(Dataset records)
══════════════════════════════

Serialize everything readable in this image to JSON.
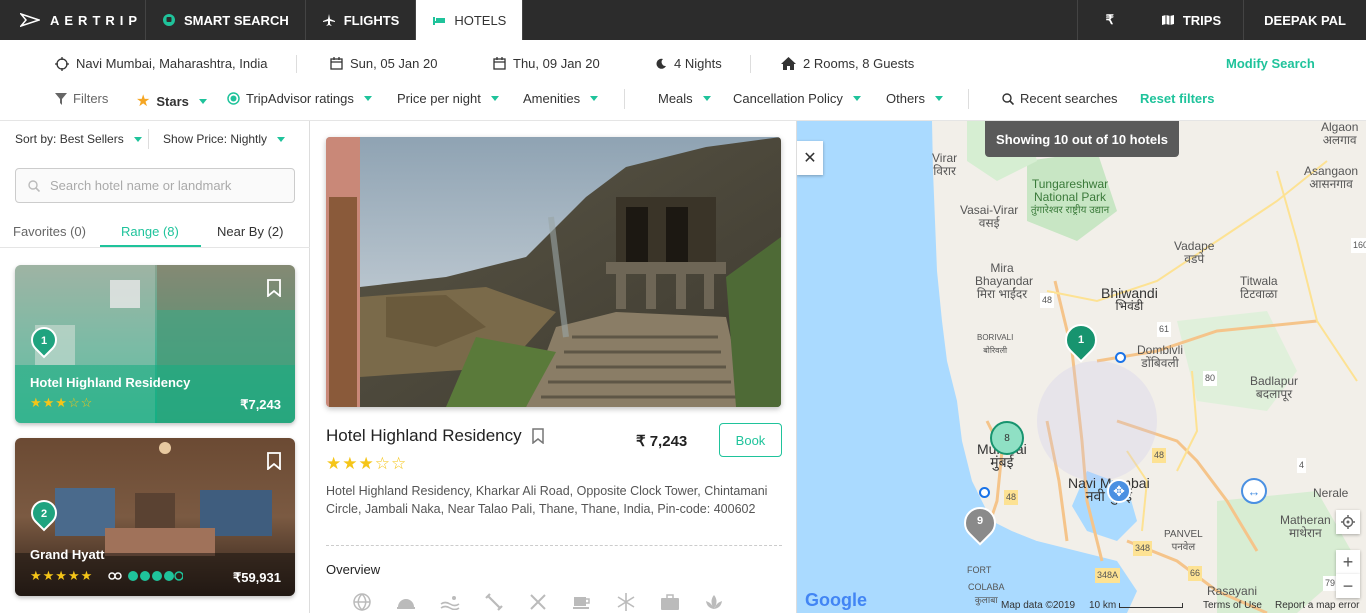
{
  "nav": {
    "logo": "AERTRIP",
    "smart_search": "SMART SEARCH",
    "flights": "FLIGHTS",
    "hotels": "HOTELS",
    "currency": "₹",
    "trips": "TRIPS",
    "user": "DEEPAK PAL"
  },
  "search": {
    "location": "Navi Mumbai, Maharashtra, India",
    "checkin": "Sun, 05 Jan 20",
    "checkout": "Thu, 09 Jan 20",
    "nights": "4 Nights",
    "guests": "2 Rooms, 8 Guests",
    "modify": "Modify Search"
  },
  "filters": {
    "filters": "Filters",
    "stars": "Stars",
    "tripadvisor": "TripAdvisor ratings",
    "price": "Price per night",
    "amenities": "Amenities",
    "meals": "Meals",
    "cancellation": "Cancellation Policy",
    "others": "Others",
    "recent": "Recent searches",
    "reset": "Reset filters"
  },
  "list": {
    "sort_label": "Sort by:",
    "sort_value": "Best Sellers",
    "show_label": "Show Price:",
    "show_value": "Nightly",
    "search_placeholder": "Search hotel name or landmark",
    "tabs": [
      {
        "label": "Favorites",
        "count": "(0)"
      },
      {
        "label": "Range",
        "count": "(8)"
      },
      {
        "label": "Near By",
        "count": "(2)"
      }
    ],
    "hotels": [
      {
        "pin": "1",
        "name": "Hotel Highland Residency",
        "stars": "★★★☆☆",
        "price": "₹7,243"
      },
      {
        "pin": "2",
        "name": "Grand Hyatt",
        "stars": "★★★★★",
        "price": "₹59,931"
      }
    ]
  },
  "detail": {
    "name": "Hotel Highland Residency",
    "stars": "★★★☆☆",
    "price": "₹ 7,243",
    "book": "Book",
    "address": "Hotel Highland Residency, Kharkar Ali Road, Opposite Clock Tower, Chintamani Circle, Jambali Naka, Near Talao Pali, Thane, Thane, India, Pin-code: 400602",
    "overview": "Overview",
    "amenities": [
      "globe-icon",
      "cloche-icon",
      "pool-icon",
      "gym-icon",
      "restaurant-icon",
      "coffee-icon",
      "ac-icon",
      "business-icon",
      "spa-icon"
    ]
  },
  "map": {
    "showing": "Showing 10 out of 10 hotels",
    "labels": {
      "virar": "Virar",
      "virar_hi": "विरार",
      "tungareshwar": "Tungareshwar National Park",
      "tungareshwar_hi": "तुंगारेश्वर राष्ट्रीय उद्यान",
      "vasai": "Vasai-Virar",
      "vasai_hi": "वसई",
      "mira": "Mira Bhayandar",
      "mira_hi": "मिरा भाईंदर",
      "bhiwandi": "Bhiwandi",
      "bhiwandi_hi": "भिवंडी",
      "dombivli": "Dombivli",
      "dombivli_hi": "डोंबिवली",
      "badlapur": "Badlapur",
      "badlapur_hi": "बदलापूर",
      "titwala": "Titwala",
      "titwala_hi": "टिटवाळा",
      "asangaon": "Asangaon",
      "asangaon_hi": "आसनगाव",
      "vadape": "Vadape",
      "vadape_hi": "वडपे",
      "algaon": "Algaon",
      "algaon_hi": "अलगाव",
      "mumbai": "Mumbai",
      "mumbai_hi": "मुंबई",
      "navi_mumbai": "Navi Mumbai",
      "navi_mumbai_hi": "नवी मुंबई",
      "panvel": "PANVEL",
      "panvel_hi": "पनवेल",
      "matheran": "Matheran",
      "matheran_hi": "माथेरान",
      "nerale": "Nerale",
      "rasayani": "Rasayani",
      "borivali": "BORIVALI",
      "borivali_hi": "बोरिवली",
      "colaba": "COLABA",
      "colaba_hi": "कुलाबा",
      "fort": "FORT",
      "r48a": "48",
      "r48b": "48",
      "r48c": "48",
      "r61": "61",
      "r80a": "80",
      "r80b": "80",
      "r4": "4",
      "r348": "348",
      "r348a": "348A",
      "r66": "66",
      "r79": "79",
      "r160": "160"
    },
    "pins": [
      "1",
      "8",
      "9"
    ],
    "brand": "Google",
    "map_data": "Map data ©2019",
    "scale": "10 km",
    "terms": "Terms of Use",
    "report": "Report a map error"
  }
}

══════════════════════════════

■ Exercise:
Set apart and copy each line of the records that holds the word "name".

■ Response below:
    "search_placeholder": "Search hotel name or landmark",
        "name": "Hotel Highland Residency",
        "name": "Grand Hyatt",
    "name": "Hotel Highland Residency",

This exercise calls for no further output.